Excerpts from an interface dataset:

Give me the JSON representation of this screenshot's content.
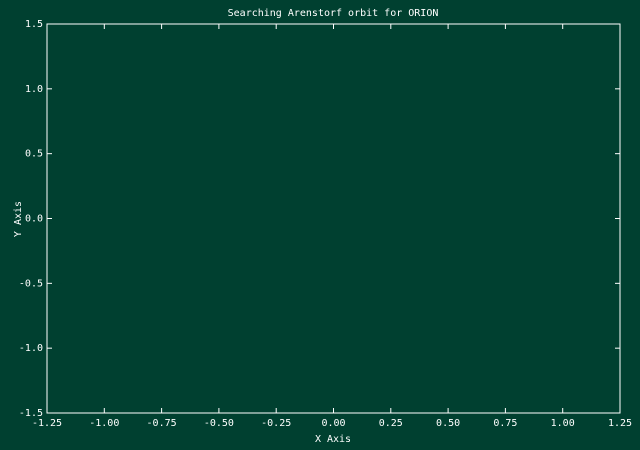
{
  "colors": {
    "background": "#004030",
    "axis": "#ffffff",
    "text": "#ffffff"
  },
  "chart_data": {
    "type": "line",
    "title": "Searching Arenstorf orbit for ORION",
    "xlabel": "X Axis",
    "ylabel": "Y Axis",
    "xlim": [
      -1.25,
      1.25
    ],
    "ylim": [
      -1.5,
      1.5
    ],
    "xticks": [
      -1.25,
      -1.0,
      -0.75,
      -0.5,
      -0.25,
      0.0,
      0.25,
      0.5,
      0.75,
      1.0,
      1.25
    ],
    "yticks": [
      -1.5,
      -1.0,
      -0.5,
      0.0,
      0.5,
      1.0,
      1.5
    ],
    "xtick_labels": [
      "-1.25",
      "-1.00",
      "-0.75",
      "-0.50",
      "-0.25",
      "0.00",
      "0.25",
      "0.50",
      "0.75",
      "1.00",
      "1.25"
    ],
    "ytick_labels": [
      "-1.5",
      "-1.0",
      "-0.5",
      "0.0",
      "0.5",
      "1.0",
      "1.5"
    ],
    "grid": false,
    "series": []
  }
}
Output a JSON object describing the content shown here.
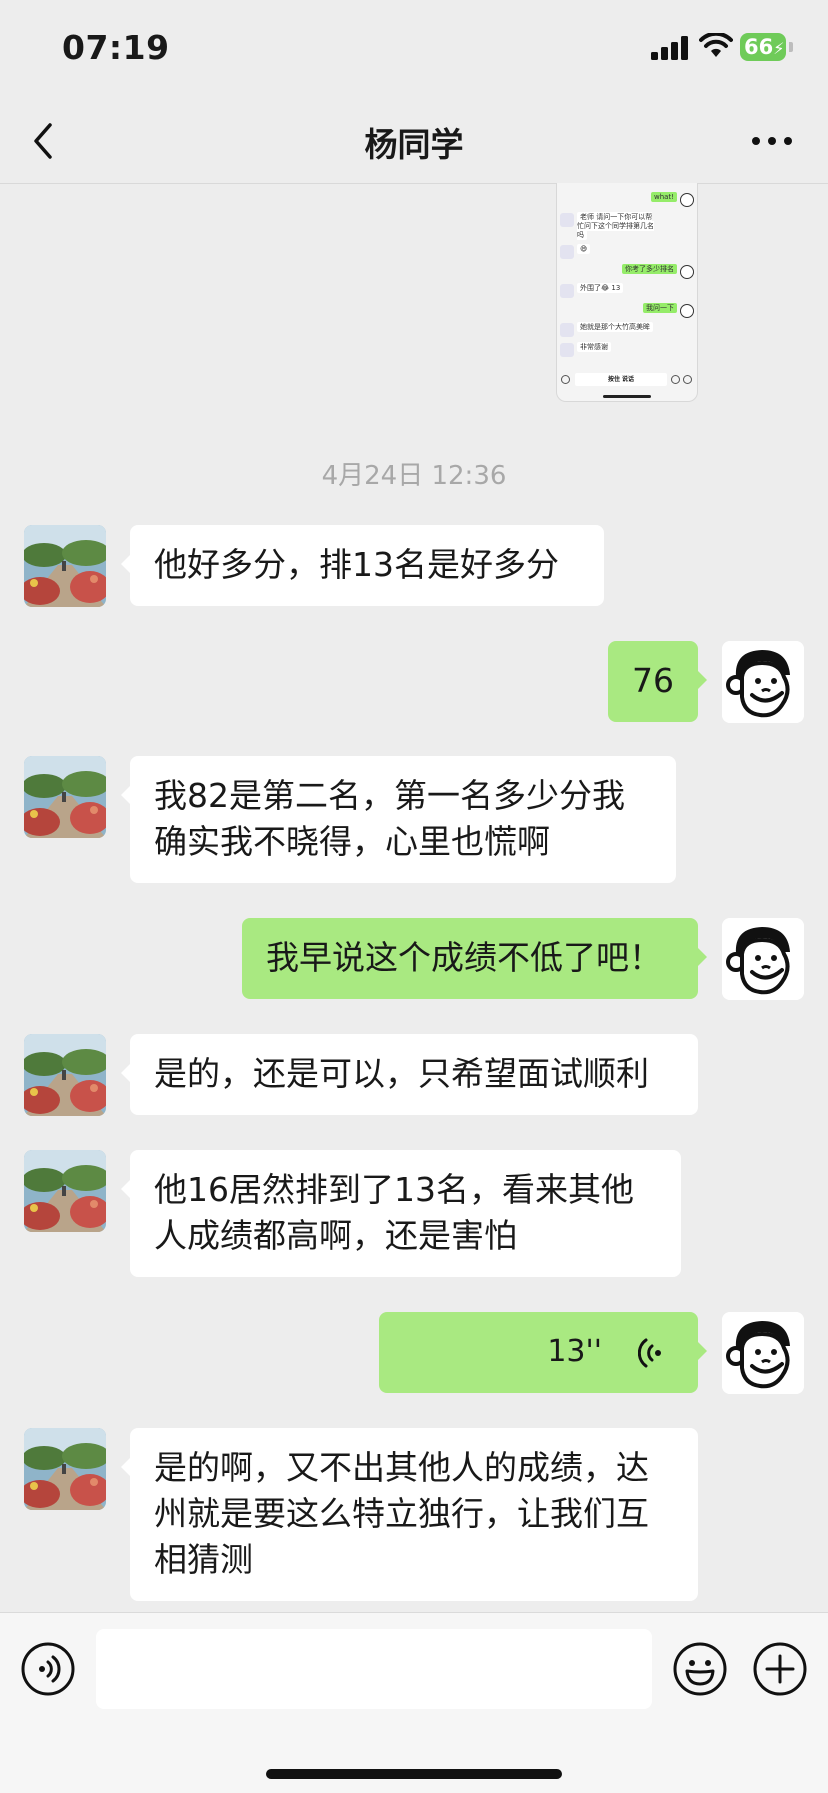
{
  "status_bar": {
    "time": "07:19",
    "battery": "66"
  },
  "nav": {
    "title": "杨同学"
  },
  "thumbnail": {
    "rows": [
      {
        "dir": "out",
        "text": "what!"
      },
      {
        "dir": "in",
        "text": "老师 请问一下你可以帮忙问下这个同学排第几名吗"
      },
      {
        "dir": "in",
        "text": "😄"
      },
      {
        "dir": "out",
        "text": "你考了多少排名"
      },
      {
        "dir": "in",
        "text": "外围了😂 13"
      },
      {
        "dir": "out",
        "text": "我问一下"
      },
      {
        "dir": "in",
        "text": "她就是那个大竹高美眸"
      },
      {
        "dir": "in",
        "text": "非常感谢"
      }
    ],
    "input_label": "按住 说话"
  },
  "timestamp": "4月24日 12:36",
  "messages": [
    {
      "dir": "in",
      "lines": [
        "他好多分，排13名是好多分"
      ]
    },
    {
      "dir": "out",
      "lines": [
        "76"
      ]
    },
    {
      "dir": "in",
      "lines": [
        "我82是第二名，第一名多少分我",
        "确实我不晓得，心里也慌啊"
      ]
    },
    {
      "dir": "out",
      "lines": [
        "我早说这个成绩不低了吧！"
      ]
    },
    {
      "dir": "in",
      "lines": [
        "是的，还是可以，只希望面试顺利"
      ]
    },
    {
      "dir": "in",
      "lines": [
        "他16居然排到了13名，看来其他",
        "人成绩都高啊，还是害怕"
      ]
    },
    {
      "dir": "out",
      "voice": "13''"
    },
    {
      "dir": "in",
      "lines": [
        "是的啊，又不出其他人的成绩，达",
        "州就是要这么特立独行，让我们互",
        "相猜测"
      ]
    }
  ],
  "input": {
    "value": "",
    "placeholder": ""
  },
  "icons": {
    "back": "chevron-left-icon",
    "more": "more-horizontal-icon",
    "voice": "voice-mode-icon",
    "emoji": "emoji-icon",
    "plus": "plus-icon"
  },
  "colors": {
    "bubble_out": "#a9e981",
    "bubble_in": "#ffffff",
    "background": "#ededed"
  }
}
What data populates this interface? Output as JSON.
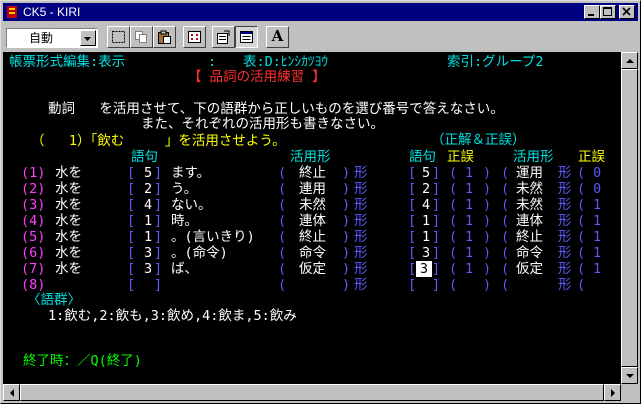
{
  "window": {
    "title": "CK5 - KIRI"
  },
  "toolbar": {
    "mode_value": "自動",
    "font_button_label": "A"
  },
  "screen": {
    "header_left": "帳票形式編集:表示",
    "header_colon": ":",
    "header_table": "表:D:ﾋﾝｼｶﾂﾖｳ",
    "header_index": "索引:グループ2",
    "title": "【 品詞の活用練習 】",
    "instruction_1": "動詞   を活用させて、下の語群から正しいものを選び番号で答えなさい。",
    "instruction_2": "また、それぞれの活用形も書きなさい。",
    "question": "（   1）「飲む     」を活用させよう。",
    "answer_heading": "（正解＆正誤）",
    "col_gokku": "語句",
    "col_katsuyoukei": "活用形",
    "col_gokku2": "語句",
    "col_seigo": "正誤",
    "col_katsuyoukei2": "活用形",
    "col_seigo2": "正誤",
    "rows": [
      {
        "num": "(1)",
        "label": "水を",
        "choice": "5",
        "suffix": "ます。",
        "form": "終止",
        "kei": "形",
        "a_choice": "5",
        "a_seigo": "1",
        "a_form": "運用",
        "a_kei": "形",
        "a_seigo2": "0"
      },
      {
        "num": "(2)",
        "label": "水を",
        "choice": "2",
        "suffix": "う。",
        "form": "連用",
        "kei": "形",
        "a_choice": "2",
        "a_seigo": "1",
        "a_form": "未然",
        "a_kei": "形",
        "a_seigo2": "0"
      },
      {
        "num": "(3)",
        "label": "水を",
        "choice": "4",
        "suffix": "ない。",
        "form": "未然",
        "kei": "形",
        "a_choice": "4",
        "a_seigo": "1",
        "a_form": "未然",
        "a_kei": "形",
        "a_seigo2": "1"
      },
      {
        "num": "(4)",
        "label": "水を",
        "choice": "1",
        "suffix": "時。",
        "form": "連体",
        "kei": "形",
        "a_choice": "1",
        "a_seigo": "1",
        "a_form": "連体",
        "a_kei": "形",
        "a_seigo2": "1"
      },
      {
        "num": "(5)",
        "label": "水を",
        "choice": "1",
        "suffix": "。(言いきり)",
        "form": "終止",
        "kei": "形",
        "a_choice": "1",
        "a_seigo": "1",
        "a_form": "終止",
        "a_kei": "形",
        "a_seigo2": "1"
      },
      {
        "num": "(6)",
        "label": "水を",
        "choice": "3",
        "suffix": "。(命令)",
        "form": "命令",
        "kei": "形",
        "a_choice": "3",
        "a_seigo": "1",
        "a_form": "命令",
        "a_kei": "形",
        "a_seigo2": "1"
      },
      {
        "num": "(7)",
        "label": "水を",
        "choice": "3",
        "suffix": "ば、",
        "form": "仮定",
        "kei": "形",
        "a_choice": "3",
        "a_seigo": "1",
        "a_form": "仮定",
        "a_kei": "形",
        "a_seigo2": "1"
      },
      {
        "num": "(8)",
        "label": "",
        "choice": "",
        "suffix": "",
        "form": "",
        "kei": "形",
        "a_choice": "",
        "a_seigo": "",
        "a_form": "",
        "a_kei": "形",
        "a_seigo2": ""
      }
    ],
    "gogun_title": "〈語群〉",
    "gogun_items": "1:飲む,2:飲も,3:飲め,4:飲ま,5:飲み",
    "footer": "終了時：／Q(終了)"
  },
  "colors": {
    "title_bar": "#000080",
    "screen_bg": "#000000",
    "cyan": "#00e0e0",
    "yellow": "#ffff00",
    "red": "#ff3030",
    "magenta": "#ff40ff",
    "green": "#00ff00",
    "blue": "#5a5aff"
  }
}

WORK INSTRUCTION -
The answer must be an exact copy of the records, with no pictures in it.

COMPLETED EXERCISE -
Give me the JSON representation of this screenshot's content.
{
  "colors": {
    "background": "#004030",
    "axis": "#ffffff",
    "text": "#ffffff"
  },
  "chart_data": {
    "type": "line",
    "title": "Searching Arenstorf orbit for ORION",
    "xlabel": "X Axis",
    "ylabel": "Y Axis",
    "xlim": [
      -1.25,
      1.25
    ],
    "ylim": [
      -1.5,
      1.5
    ],
    "xticks": [
      -1.25,
      -1.0,
      -0.75,
      -0.5,
      -0.25,
      0.0,
      0.25,
      0.5,
      0.75,
      1.0,
      1.25
    ],
    "yticks": [
      -1.5,
      -1.0,
      -0.5,
      0.0,
      0.5,
      1.0,
      1.5
    ],
    "xtick_labels": [
      "-1.25",
      "-1.00",
      "-0.75",
      "-0.50",
      "-0.25",
      "0.00",
      "0.25",
      "0.50",
      "0.75",
      "1.00",
      "1.25"
    ],
    "ytick_labels": [
      "-1.5",
      "-1.0",
      "-0.5",
      "0.0",
      "0.5",
      "1.0",
      "1.5"
    ],
    "grid": false,
    "series": []
  }
}
Output a JSON object describing the content shown here.
{
  "status_bar": {
    "time": "07:19",
    "battery": "66"
  },
  "nav": {
    "title": "杨同学"
  },
  "thumbnail": {
    "rows": [
      {
        "dir": "out",
        "text": "what!"
      },
      {
        "dir": "in",
        "text": "老师 请问一下你可以帮忙问下这个同学排第几名吗"
      },
      {
        "dir": "in",
        "text": "😄"
      },
      {
        "dir": "out",
        "text": "你考了多少排名"
      },
      {
        "dir": "in",
        "text": "外围了😂 13"
      },
      {
        "dir": "out",
        "text": "我问一下"
      },
      {
        "dir": "in",
        "text": "她就是那个大竹高美眸"
      },
      {
        "dir": "in",
        "text": "非常感谢"
      }
    ],
    "input_label": "按住 说话"
  },
  "timestamp": "4月24日 12:36",
  "messages": [
    {
      "dir": "in",
      "lines": [
        "他好多分，排13名是好多分"
      ]
    },
    {
      "dir": "out",
      "lines": [
        "76"
      ]
    },
    {
      "dir": "in",
      "lines": [
        "我82是第二名，第一名多少分我",
        "确实我不晓得，心里也慌啊"
      ]
    },
    {
      "dir": "out",
      "lines": [
        "我早说这个成绩不低了吧！"
      ]
    },
    {
      "dir": "in",
      "lines": [
        "是的，还是可以，只希望面试顺利"
      ]
    },
    {
      "dir": "in",
      "lines": [
        "他16居然排到了13名，看来其他",
        "人成绩都高啊，还是害怕"
      ]
    },
    {
      "dir": "out",
      "voice": "13''"
    },
    {
      "dir": "in",
      "lines": [
        "是的啊，又不出其他人的成绩，达",
        "州就是要这么特立独行，让我们互",
        "相猜测"
      ]
    }
  ],
  "input": {
    "value": "",
    "placeholder": ""
  },
  "icons": {
    "back": "chevron-left-icon",
    "more": "more-horizontal-icon",
    "voice": "voice-mode-icon",
    "emoji": "emoji-icon",
    "plus": "plus-icon"
  },
  "colors": {
    "bubble_out": "#a9e981",
    "bubble_in": "#ffffff",
    "background": "#ededed"
  }
}
What data populates this interface? Output as JSON.
{
  "window": {
    "title": "CK5 - KIRI"
  },
  "toolbar": {
    "mode_value": "自動",
    "font_button_label": "A"
  },
  "screen": {
    "header_left": "帳票形式編集:表示",
    "header_colon": ":",
    "header_table": "表:D:ﾋﾝｼｶﾂﾖｳ",
    "header_index": "索引:グループ2",
    "title": "【 品詞の活用練習 】",
    "instruction_1": "動詞   を活用させて、下の語群から正しいものを選び番号で答えなさい。",
    "instruction_2": "また、それぞれの活用形も書きなさい。",
    "question": "（   1）「飲む     」を活用させよう。",
    "answer_heading": "（正解＆正誤）",
    "col_gokku": "語句",
    "col_katsuyoukei": "活用形",
    "col_gokku2": "語句",
    "col_seigo": "正誤",
    "col_katsuyoukei2": "活用形",
    "col_seigo2": "正誤",
    "rows": [
      {
        "num": "(1)",
        "label": "水を",
        "choice": "5",
        "suffix": "ます。",
        "form": "終止",
        "kei": "形",
        "a_choice": "5",
        "a_seigo": "1",
        "a_form": "運用",
        "a_kei": "形",
        "a_seigo2": "0"
      },
      {
        "num": "(2)",
        "label": "水を",
        "choice": "2",
        "suffix": "う。",
        "form": "連用",
        "kei": "形",
        "a_choice": "2",
        "a_seigo": "1",
        "a_form": "未然",
        "a_kei": "形",
        "a_seigo2": "0"
      },
      {
        "num": "(3)",
        "label": "水を",
        "choice": "4",
        "suffix": "ない。",
        "form": "未然",
        "kei": "形",
        "a_choice": "4",
        "a_seigo": "1",
        "a_form": "未然",
        "a_kei": "形",
        "a_seigo2": "1"
      },
      {
        "num": "(4)",
        "label": "水を",
        "choice": "1",
        "suffix": "時。",
        "form": "連体",
        "kei": "形",
        "a_choice": "1",
        "a_seigo": "1",
        "a_form": "連体",
        "a_kei": "形",
        "a_seigo2": "1"
      },
      {
        "num": "(5)",
        "label": "水を",
        "choice": "1",
        "suffix": "。(言いきり)",
        "form": "終止",
        "kei": "形",
        "a_choice": "1",
        "a_seigo": "1",
        "a_form": "終止",
        "a_kei": "形",
        "a_seigo2": "1"
      },
      {
        "num": "(6)",
        "label": "水を",
        "choice": "3",
        "suffix": "。(命令)",
        "form": "命令",
        "kei": "形",
        "a_choice": "3",
        "a_seigo": "1",
        "a_form": "命令",
        "a_kei": "形",
        "a_seigo2": "1"
      },
      {
        "num": "(7)",
        "label": "水を",
        "choice": "3",
        "suffix": "ば、",
        "form": "仮定",
        "kei": "形",
        "a_choice": "3",
        "a_seigo": "1",
        "a_form": "仮定",
        "a_kei": "形",
        "a_seigo2": "1"
      },
      {
        "num": "(8)",
        "label": "",
        "choice": "",
        "suffix": "",
        "form": "",
        "kei": "形",
        "a_choice": "",
        "a_seigo": "",
        "a_form": "",
        "a_kei": "形",
        "a_seigo2": ""
      }
    ],
    "gogun_title": "〈語群〉",
    "gogun_items": "1:飲む,2:飲も,3:飲め,4:飲ま,5:飲み",
    "footer": "終了時：／Q(終了)"
  },
  "colors": {
    "title_bar": "#000080",
    "screen_bg": "#000000",
    "cyan": "#00e0e0",
    "yellow": "#ffff00",
    "red": "#ff3030",
    "magenta": "#ff40ff",
    "green": "#00ff00",
    "blue": "#5a5aff"
  }
}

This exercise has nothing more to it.